ACTION ITEM: Your response should contain every record below, copied exactly.

START MATERIAL SUPPLIED

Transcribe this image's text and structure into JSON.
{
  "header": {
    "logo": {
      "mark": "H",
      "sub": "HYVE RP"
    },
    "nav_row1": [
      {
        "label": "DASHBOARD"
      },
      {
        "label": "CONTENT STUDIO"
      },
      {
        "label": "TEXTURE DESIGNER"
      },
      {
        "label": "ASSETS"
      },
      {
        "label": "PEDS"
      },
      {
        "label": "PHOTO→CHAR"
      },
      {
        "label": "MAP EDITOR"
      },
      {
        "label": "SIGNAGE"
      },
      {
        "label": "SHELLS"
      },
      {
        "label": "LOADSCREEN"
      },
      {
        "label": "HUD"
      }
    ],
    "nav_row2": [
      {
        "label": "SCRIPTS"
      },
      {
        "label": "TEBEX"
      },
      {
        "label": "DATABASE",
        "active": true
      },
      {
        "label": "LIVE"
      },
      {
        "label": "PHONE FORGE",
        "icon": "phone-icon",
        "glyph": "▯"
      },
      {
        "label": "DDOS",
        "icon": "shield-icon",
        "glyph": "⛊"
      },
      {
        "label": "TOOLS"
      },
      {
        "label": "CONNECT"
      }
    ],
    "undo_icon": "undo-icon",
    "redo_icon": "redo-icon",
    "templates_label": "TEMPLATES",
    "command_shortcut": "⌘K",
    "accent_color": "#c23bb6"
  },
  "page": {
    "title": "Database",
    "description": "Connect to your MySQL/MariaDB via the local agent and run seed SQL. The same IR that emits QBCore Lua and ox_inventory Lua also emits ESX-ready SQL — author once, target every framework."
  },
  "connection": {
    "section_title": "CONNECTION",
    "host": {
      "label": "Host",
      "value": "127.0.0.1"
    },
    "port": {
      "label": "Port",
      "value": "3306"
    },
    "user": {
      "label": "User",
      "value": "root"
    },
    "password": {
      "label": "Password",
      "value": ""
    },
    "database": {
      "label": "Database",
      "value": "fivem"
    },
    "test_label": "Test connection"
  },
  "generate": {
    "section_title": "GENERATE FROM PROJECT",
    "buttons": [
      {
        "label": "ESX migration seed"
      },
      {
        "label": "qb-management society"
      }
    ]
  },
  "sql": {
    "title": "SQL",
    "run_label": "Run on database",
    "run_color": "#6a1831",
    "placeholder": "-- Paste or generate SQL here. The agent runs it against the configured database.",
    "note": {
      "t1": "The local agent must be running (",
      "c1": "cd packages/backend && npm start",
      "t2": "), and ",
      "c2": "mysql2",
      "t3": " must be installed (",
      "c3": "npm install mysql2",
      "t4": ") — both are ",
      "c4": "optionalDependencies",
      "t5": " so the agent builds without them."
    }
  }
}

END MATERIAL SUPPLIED

EXERCISE RESPONSE:
Transcribe this image's text and structure into JSON.
{
  "header": {
    "logo": {
      "mark": "H",
      "sub": "HYVE RP"
    },
    "nav_row1": [
      {
        "label": "DASHBOARD"
      },
      {
        "label": "CONTENT STUDIO"
      },
      {
        "label": "TEXTURE DESIGNER"
      },
      {
        "label": "ASSETS"
      },
      {
        "label": "PEDS"
      },
      {
        "label": "PHOTO→CHAR"
      },
      {
        "label": "MAP EDITOR"
      },
      {
        "label": "SIGNAGE"
      },
      {
        "label": "SHELLS"
      },
      {
        "label": "LOADSCREEN"
      },
      {
        "label": "HUD"
      }
    ],
    "nav_row2": [
      {
        "label": "SCRIPTS"
      },
      {
        "label": "TEBEX"
      },
      {
        "label": "DATABASE",
        "active": true
      },
      {
        "label": "LIVE"
      },
      {
        "label": "PHONE FORGE",
        "icon": "phone-icon",
        "glyph": "▯"
      },
      {
        "label": "DDOS",
        "icon": "shield-icon",
        "glyph": "⛊"
      },
      {
        "label": "TOOLS"
      },
      {
        "label": "CONNECT"
      }
    ],
    "undo_icon": "undo-icon",
    "redo_icon": "redo-icon",
    "templates_label": "TEMPLATES",
    "command_shortcut": "⌘K",
    "accent_color": "#c23bb6"
  },
  "page": {
    "title": "Database",
    "description": "Connect to your MySQL/MariaDB via the local agent and run seed SQL. The same IR that emits QBCore Lua and ox_inventory Lua also emits ESX-ready SQL — author once, target every framework."
  },
  "connection": {
    "section_title": "CONNECTION",
    "host": {
      "label": "Host",
      "value": "127.0.0.1"
    },
    "port": {
      "label": "Port",
      "value": "3306"
    },
    "user": {
      "label": "User",
      "value": "root"
    },
    "password": {
      "label": "Password",
      "value": ""
    },
    "database": {
      "label": "Database",
      "value": "fivem"
    },
    "test_label": "Test connection"
  },
  "generate": {
    "section_title": "GENERATE FROM PROJECT",
    "buttons": [
      {
        "label": "ESX migration seed"
      },
      {
        "label": "qb-management society"
      }
    ]
  },
  "sql": {
    "title": "SQL",
    "run_label": "Run on database",
    "run_color": "#6a1831",
    "placeholder": "-- Paste or generate SQL here. The agent runs it against the configured database.",
    "note": {
      "t1": "The local agent must be running (",
      "c1": "cd packages/backend && npm start",
      "t2": "), and ",
      "c2": "mysql2",
      "t3": " must be installed (",
      "c3": "npm install mysql2",
      "t4": ") — both are ",
      "c4": "optionalDependencies",
      "t5": " so the agent builds without them."
    }
  }
}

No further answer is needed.